Python is a popular programming language that is widely used for various purposes, including web development, data analysis, and automation. One common question that often arises among developers is whether Python is a scripting language or an interpreted language. In this article, we will delve into this topic and explore the characteristics of Python that make it both a scripting language and an interpreted language.
What is a Scripting Language?
A scripting language is a programming language that is used to write scripts. Scripts are typically short pieces of code that automate specific tasks or perform specific functions.
Unlike traditional programming languages, scripting languages are often interpreted rather than compiled. This means that the code is executed line by line without the need for explicit compilation before running.
Python as a Scripting Language:
Python can be considered as a scripting language due to its ability to write scripts for various purposes. Python’s syntax is designed to be simple and readable, making it an excellent choice for writing scripts quickly and efficiently. Whether you want to automate repetitive tasks, manipulate files and directories, or perform complex calculations, Python provides powerful libraries and modules that make script development easy.
What is an Interpreted Language?
An interpreted language refers to a programming language where the code is executed directly without compiling it into machine code beforehand.

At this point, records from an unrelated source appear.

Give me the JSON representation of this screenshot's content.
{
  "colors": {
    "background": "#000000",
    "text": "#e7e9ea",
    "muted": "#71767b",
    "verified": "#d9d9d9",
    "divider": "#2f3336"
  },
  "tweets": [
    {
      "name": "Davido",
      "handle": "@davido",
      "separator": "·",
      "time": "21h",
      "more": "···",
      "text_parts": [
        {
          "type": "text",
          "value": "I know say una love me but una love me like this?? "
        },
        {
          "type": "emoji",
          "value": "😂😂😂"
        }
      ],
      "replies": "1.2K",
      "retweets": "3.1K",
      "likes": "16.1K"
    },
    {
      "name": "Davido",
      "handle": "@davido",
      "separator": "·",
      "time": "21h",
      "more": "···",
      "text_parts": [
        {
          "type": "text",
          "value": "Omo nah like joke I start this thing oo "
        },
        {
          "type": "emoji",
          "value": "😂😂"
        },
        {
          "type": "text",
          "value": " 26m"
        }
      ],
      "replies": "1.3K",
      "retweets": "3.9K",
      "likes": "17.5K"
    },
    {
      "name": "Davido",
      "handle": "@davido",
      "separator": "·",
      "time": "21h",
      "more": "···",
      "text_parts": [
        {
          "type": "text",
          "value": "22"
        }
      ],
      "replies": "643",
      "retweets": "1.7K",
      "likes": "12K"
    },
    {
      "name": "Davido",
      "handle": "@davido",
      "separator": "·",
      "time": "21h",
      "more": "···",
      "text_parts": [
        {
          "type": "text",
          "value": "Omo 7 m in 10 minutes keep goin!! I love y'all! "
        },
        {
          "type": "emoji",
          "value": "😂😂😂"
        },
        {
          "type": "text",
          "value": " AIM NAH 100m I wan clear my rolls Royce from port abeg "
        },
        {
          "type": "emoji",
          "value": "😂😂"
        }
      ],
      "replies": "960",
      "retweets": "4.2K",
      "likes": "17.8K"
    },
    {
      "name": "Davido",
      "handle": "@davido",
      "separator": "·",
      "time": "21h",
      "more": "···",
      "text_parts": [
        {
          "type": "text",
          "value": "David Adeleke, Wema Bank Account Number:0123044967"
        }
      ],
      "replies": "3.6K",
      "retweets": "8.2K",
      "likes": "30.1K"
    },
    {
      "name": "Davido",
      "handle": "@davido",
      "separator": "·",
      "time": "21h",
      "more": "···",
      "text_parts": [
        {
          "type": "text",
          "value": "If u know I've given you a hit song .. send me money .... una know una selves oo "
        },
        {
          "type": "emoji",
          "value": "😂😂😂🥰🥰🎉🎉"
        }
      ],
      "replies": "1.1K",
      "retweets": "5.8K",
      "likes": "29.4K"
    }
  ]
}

In other words, an interpreter reads the source code line by line and executes it immediately. This allows for quicker development cycles as there’s no need to compile the entire program before running it.
Python as an Interpreted Language:
Python is often categorized as an interpreted language because it uses an interpreter to execute its code. When you run a Python script or enter commands in the interactive Python shell (also known as REPL – Read-Eval-Print Loop), the interpreter reads each line of code and executes it on-the-fly.
Python’s interpreter compiles the source code into bytecode internally before executing it. Bytecode is a lower-level representation of the source code that can be executed by the Python Virtual Machine (PVM). This compilation process happens automatically and makes Python programs portable across different platforms.
Benefits of Python as a Scripting and Interpreted Language:
The fact that Python can be used as both a scripting language and an interpreted language brings several benefits to developers. Let’s explore some of them:
1. Easy Prototyping and Rapid Development:
As a scripting language, Python allows developers to quickly prototype ideas and test functionality without the need for complex setups or lengthy compilation processes. This enables faster development cycles and makes Python an excellent choice for agile development practices.
2. Cross-Platform Compatibility:
Python’s interpreter-based approach ensures that Python programs can run on different operating systems without any modifications. The same script can be executed on Windows, macOS, Linux, or any other platform that supports Python.
3. Integration with Other Languages:
Python’s versatility as both a scripting language and an interpreted language makes it an ideal candidate for integrating with other programming languages. You can easily call functions written in languages like C, C++, or Java from within your Python scripts, leveraging their performance or existing libraries.
In summary, Python is both a scripting language and an interpreted language. Its ability to write scripts for various purposes and its interpreter-based execution make it a powerful tool for rapid development, automation, and integration with other languages.
Whether you are a beginner learning the basics of programming or an experienced developer working on complex projects, understanding the characteristics of Python as both a scripting language and an interpreted language will undoubtedly expand your possibilities and enhance your productivity.